* [What the exercise asks] Do any lines in the data below contain "accent"? If so, copy every one of them.

* [Input data]
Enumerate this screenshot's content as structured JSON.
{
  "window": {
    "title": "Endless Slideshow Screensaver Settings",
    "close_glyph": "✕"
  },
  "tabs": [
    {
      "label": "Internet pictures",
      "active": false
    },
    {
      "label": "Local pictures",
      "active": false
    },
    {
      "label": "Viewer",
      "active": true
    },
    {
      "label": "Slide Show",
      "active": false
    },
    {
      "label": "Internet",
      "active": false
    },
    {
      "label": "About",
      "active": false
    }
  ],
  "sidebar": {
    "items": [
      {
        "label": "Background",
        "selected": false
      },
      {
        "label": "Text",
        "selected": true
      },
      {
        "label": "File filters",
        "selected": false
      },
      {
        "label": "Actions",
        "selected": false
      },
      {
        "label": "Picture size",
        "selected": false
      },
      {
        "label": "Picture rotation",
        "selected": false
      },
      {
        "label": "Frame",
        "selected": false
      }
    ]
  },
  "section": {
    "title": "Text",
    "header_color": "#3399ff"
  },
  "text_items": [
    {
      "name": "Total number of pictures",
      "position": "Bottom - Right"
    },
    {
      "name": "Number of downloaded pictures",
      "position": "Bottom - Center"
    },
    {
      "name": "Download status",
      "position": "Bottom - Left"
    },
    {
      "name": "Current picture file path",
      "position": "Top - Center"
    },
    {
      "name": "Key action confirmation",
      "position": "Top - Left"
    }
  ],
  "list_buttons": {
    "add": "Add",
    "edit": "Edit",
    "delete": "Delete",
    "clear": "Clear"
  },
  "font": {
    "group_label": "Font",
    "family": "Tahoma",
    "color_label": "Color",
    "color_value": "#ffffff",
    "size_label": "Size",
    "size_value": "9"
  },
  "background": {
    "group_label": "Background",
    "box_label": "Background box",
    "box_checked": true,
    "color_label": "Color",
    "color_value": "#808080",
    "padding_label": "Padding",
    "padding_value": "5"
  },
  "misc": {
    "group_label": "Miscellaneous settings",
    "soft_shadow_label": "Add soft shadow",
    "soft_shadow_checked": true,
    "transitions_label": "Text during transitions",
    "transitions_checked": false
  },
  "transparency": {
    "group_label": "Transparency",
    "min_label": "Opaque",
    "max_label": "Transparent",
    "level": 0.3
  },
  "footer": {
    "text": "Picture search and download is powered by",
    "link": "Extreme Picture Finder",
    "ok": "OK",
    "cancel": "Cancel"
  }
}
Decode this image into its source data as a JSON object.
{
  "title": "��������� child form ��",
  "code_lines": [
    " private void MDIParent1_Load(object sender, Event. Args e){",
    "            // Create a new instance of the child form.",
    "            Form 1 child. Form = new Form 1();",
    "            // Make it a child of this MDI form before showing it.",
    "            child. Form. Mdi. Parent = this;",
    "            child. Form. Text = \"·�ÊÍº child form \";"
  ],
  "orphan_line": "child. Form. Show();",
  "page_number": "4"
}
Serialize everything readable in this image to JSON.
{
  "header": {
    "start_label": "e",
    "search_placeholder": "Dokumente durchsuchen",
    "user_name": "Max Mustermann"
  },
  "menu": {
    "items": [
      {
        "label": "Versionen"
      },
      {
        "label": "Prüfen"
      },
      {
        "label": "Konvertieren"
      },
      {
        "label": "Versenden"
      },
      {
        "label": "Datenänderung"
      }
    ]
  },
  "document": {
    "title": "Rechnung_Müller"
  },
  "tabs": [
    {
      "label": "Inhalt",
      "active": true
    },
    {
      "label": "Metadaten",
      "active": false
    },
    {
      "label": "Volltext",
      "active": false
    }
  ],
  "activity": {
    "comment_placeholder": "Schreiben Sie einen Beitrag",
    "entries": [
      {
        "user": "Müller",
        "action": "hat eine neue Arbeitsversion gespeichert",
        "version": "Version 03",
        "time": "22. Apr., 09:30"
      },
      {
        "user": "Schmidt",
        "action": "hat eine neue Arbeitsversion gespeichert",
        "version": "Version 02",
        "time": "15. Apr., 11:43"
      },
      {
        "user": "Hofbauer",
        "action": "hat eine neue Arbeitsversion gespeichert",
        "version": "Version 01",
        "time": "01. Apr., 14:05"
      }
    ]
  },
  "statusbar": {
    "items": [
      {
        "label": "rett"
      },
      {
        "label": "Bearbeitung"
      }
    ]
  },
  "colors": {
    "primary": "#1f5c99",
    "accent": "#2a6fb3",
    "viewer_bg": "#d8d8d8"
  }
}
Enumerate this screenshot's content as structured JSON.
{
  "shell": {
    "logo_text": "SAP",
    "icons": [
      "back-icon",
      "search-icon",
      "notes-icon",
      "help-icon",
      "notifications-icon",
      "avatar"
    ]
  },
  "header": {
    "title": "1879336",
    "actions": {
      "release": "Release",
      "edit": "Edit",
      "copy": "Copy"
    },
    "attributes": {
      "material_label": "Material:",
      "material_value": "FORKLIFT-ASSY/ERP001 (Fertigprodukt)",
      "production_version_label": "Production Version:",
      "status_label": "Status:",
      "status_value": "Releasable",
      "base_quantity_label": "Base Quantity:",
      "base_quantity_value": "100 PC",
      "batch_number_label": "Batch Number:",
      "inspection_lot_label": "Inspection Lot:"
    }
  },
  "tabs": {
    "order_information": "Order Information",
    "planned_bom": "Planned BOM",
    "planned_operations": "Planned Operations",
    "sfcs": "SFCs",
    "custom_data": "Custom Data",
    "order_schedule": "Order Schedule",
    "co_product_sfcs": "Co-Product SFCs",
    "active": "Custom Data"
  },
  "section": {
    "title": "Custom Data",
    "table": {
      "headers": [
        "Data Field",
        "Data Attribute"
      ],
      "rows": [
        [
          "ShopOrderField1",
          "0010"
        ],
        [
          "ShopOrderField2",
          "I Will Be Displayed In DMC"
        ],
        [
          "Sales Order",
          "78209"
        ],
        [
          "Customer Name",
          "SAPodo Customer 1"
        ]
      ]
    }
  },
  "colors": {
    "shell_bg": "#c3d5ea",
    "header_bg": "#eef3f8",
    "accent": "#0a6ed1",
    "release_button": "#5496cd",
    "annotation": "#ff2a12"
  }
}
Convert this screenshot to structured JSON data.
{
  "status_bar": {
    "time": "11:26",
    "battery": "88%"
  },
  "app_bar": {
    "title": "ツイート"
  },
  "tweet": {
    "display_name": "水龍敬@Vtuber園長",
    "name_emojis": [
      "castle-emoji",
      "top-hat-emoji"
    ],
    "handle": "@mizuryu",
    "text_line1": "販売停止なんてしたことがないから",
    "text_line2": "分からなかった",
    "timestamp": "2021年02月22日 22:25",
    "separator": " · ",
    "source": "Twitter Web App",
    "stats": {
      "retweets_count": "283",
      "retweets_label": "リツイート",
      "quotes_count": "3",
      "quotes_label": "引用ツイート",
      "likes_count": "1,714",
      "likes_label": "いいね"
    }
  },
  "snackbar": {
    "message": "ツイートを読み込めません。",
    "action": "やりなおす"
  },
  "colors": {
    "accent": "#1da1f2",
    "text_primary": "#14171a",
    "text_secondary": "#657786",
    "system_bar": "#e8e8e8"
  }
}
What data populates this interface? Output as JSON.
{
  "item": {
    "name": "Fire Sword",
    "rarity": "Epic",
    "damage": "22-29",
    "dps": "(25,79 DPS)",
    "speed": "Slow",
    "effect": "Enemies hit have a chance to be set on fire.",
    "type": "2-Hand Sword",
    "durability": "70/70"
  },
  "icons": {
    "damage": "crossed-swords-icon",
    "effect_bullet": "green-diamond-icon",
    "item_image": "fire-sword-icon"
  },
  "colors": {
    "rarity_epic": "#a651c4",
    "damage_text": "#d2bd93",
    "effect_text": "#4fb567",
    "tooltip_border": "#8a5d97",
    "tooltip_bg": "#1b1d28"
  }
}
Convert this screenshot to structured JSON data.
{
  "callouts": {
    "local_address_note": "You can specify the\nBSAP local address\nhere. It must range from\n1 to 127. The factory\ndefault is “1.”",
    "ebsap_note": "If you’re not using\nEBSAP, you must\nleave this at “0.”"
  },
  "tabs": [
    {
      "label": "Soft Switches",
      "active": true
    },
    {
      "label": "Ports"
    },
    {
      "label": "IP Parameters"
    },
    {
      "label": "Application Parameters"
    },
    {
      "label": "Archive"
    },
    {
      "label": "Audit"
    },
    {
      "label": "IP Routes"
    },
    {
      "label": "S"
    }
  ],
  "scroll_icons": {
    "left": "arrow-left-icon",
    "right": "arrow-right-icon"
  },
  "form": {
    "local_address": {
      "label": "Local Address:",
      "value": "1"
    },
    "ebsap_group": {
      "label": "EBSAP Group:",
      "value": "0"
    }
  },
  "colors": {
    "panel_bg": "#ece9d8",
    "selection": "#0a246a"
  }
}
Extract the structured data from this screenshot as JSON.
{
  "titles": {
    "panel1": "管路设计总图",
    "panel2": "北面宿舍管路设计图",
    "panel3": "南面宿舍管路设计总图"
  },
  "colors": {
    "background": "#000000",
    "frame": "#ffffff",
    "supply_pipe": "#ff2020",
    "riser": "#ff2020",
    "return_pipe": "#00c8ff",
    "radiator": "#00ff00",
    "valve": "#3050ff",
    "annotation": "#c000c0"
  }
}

* [Completed task]
    "accent": "#2a6fb3",
    "accent": "#0a6ed1",
    "accent": "#1da1f2",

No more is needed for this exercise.